Diwali Night, Festival of Lights 2009
Diwali Night, Festival of Lights 2007
Top photo from left to right: Suganya Renganathan, Chandana Karthik, Anitha Karthikeyan, Dey Barriga and Nivea Ananth. Center photo from left to right: Chandana Karthik, Anitha Karthikeyan, Roberta Rayno, Sr. Gloria Lemieux, and Nivea Ananth. Bottom photo from left to right: Suganya Renganathan, Chandana Karthik, Anitha Karthikeyan, Dey Barriaga and Nivea Ananth.
Brightly colored Indian suits, silk saris and popular Indian movie songs lent gaiety to Diwali celebrations at Rivier on November 9. The Office of International Students Advising hosted the event. Approximately 40 guests participated in the celebration coordinated by graduate students Nivea Ananth and Chandana Karthik.
Diwali, the holiday of joy, is a festival signifying the victory of good over evil. The festival of lights traditionally involves "diyas," or clay lamps, lit with oil and wicks. At dusk, when darkness unfolds, a spectacular illumination of tiny flickering lamps adorns homes, buildings and streets. The illumination, fireworks, joy and festivity signify the victory of divine forces over evil ones.

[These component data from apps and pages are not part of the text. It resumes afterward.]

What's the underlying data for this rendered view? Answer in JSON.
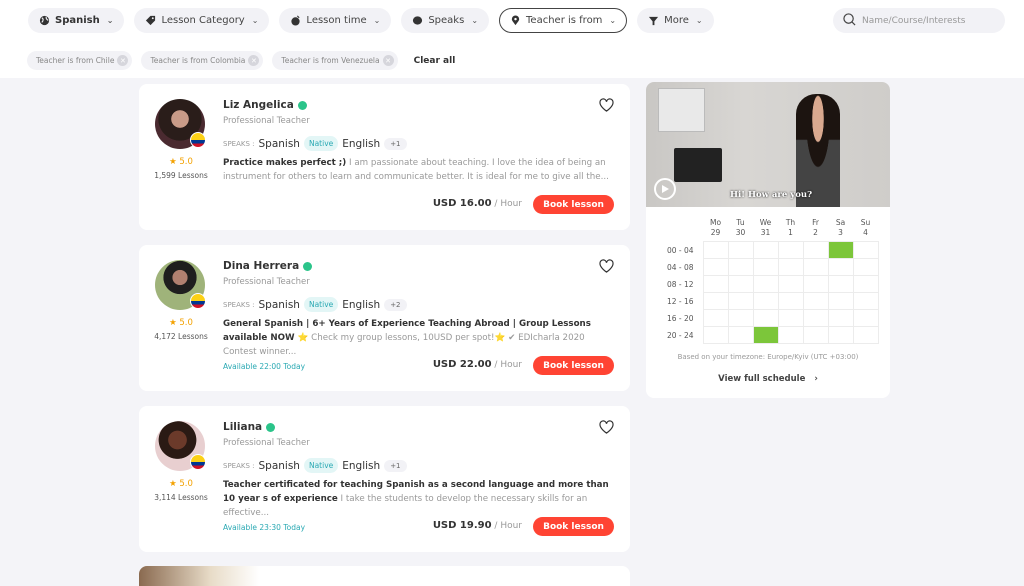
{
  "filters": [
    {
      "label": "Spanish",
      "icon": "globe-icon",
      "bold": true
    },
    {
      "label": "Lesson Category",
      "icon": "tag-icon"
    },
    {
      "label": "Lesson time",
      "icon": "clock-icon"
    },
    {
      "label": "Speaks",
      "icon": "speech-bubble-icon"
    },
    {
      "label": "Teacher is from",
      "icon": "location-pin-icon",
      "active": true
    },
    {
      "label": "More",
      "icon": "funnel-icon"
    }
  ],
  "search": {
    "placeholder": "Name/Course/Interests"
  },
  "active_chips": [
    "Teacher is from Chile",
    "Teacher is from Colombia",
    "Teacher is from Venezuela"
  ],
  "clear_all": "Clear all",
  "colors": {
    "accent": "#ff4433",
    "teal": "#2aa9b3",
    "available_slot": "#7cc63a",
    "verified": "#2bc48a",
    "rating": "#f3a100"
  },
  "teachers": [
    {
      "name": "Liz Angelica",
      "type": "Professional Teacher",
      "rating": "5.0",
      "lessons": "1,599 Lessons",
      "speaks_label": "SPEAKS :",
      "lang1": "Spanish",
      "native": "Native",
      "lang2": "English",
      "more": "+1",
      "headline": "Practice makes perfect ;)",
      "desc": " I am passionate about teaching. I love the idea of being an instrument for others to learn and communicate better. It is ideal for me to give all the...",
      "availability": "",
      "price": "USD 16.00",
      "per": " / Hour",
      "book": "Book lesson"
    },
    {
      "name": "Dina Herrera",
      "type": "Professional Teacher",
      "rating": "5.0",
      "lessons": "4,172 Lessons",
      "speaks_label": "SPEAKS :",
      "lang1": "Spanish",
      "native": "Native",
      "lang2": "English",
      "more": "+2",
      "headline": "General Spanish | 6+ Years of Experience Teaching Abroad | Group Lessons available NOW ⭐",
      "desc": " Check my group lessons, 10USD per spot!⭐ ✔ EDIcharla 2020 Contest winner...",
      "availability": "Available 22:00 Today",
      "price": "USD 22.00",
      "per": " / Hour",
      "book": "Book lesson"
    },
    {
      "name": "Liliana",
      "type": "Professional Teacher",
      "rating": "5.0",
      "lessons": "3,114 Lessons",
      "speaks_label": "SPEAKS :",
      "lang1": "Spanish",
      "native": "Native",
      "lang2": "English",
      "more": "+1",
      "headline": "Teacher certificated for teaching Spanish as a second language and more than 10 year s of experience",
      "desc": " I take the students to develop the necessary skills for an effective...",
      "availability": "Available 23:30 Today",
      "price": "USD 19.90",
      "per": " / Hour",
      "book": "Book lesson"
    }
  ],
  "side_panel": {
    "video_caption": "Hi! How are you?",
    "days": [
      {
        "dow": "Mo",
        "date": "29"
      },
      {
        "dow": "Tu",
        "date": "30"
      },
      {
        "dow": "We",
        "date": "31"
      },
      {
        "dow": "Th",
        "date": "1"
      },
      {
        "dow": "Fr",
        "date": "2"
      },
      {
        "dow": "Sa",
        "date": "3"
      },
      {
        "dow": "Su",
        "date": "4"
      }
    ],
    "time_slots": [
      "00 - 04",
      "04 - 08",
      "08 - 12",
      "12 - 16",
      "16 - 20",
      "20 - 24"
    ],
    "available": [
      [
        0,
        5
      ],
      [
        5,
        2
      ]
    ],
    "timezone_note": "Based on your timezone: Europe/Kyiv (UTC +03:00)",
    "view_full_schedule": "View full schedule"
  }
}
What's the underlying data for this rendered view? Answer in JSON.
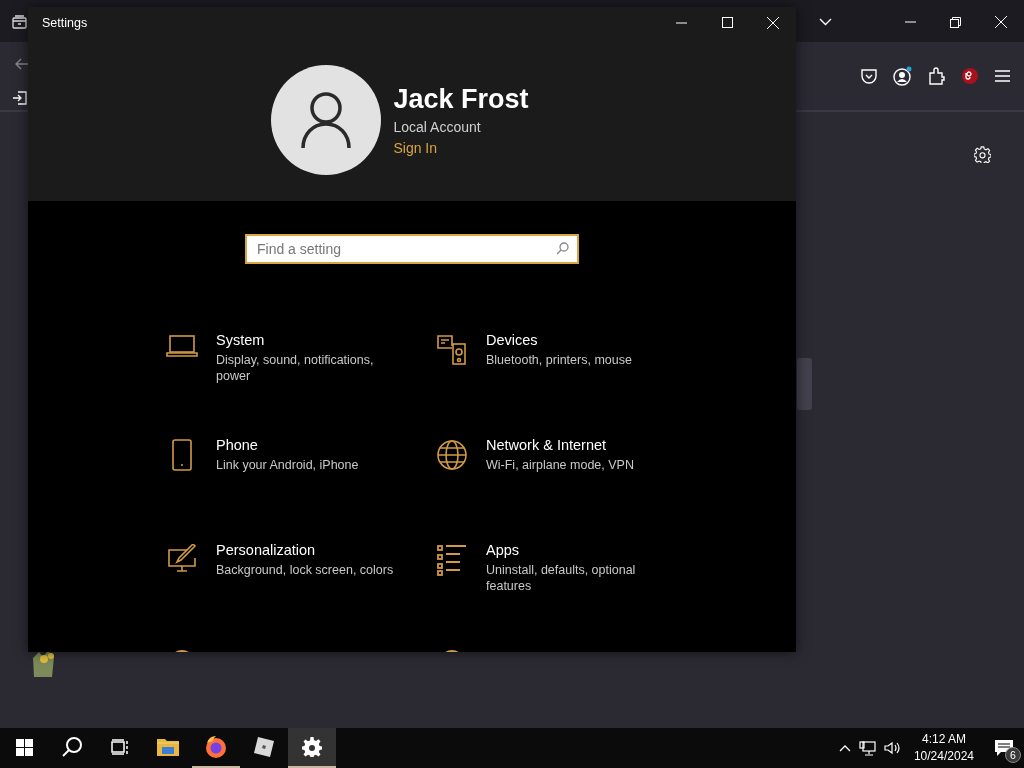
{
  "settings_window": {
    "title": "Settings"
  },
  "account": {
    "name": "Jack Frost",
    "type": "Local Account",
    "link": "Sign In"
  },
  "search": {
    "placeholder": "Find a setting",
    "focused": true
  },
  "categories": [
    {
      "title": "System",
      "description": "Display, sound, notifications, power"
    },
    {
      "title": "Devices",
      "description": "Bluetooth, printers, mouse"
    },
    {
      "title": "Phone",
      "description": "Link your Android, iPhone"
    },
    {
      "title": "Network & Internet",
      "description": "Wi-Fi, airplane mode, VPN"
    },
    {
      "title": "Personalization",
      "description": "Background, lock screen, colors"
    },
    {
      "title": "Apps",
      "description": "Uninstall, defaults, optional features"
    }
  ],
  "taskbar": {
    "apps": [
      {
        "running": false,
        "active": false
      },
      {
        "running": true,
        "active": false
      },
      {
        "running": false,
        "active": false
      },
      {
        "running": true,
        "active": true
      }
    ],
    "time": "4:12 AM",
    "date": "10/24/2024",
    "notification_count": "6"
  }
}
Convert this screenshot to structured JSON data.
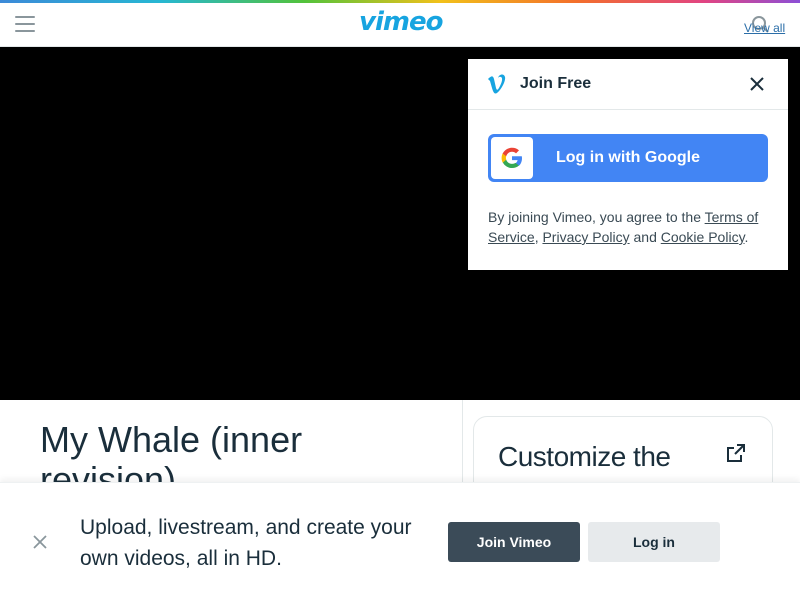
{
  "header": {
    "logo_text": "vimeo",
    "view_all_label": "View all",
    "icons": {
      "menu": "hamburger-menu-icon",
      "search": "search-icon"
    }
  },
  "colors": {
    "brand": "#17a4e0",
    "google_button": "#4285f4",
    "join_button": "#3b4b58",
    "login_button": "#e7eaec",
    "player_bg": "#000000"
  },
  "popup": {
    "title": "Join Free",
    "google_button_label": "Log in with Google",
    "terms": {
      "prefix": "By joining Vimeo, you agree to the ",
      "terms_link": "Terms of Service",
      "sep": ", ",
      "privacy_link": "Privacy Policy",
      "and": " and ",
      "cookie_link": "Cookie Policy",
      "suffix": "."
    }
  },
  "video": {
    "title": "My Whale (inner revision)"
  },
  "side_card": {
    "title": "Customize the"
  },
  "banner": {
    "text": "Upload, livestream, and create your own videos, all in HD.",
    "join_label": "Join Vimeo",
    "login_label": "Log in"
  }
}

The Dion Center Reception Room was lit with candles and luminaries and special Indian art, rangoli. Rangoli features colorful images, figures or floral motifs made with colored powders. Anitha, a graduate computer science student, created the floral designs for the evening.
Nivea began Rivier’s Diwali celebration with a welcome address and traditional invocation prayer. The invocation is usually done at the beginning of the program to request that the higher power be present for the working of any event or activity.
Chandana explained the significance of Diwali and the Indian art. Guests played Pictionary and musical chairs; they also enjoyed Indian sweets and appetizers. Some students contributed specially made Indian delicacies to share with friends and staff. As the evening came to a close, Nivea, Chandana, and Anitha performed a spontaneous dance that added a celebratory spirit to the evening.
For people of Indian heritage, Diwali celebrations are always tinged deeply with nostalgia. Suganya Renganathan, a graduate computer science student, fondly remembered how this festival was celebrated back at home. She said, “When we are so far away, when we don't have any family or relatives, our friends become our family. Celebrating together brings together that sense of community.”
-Reported by: Nivea Ananth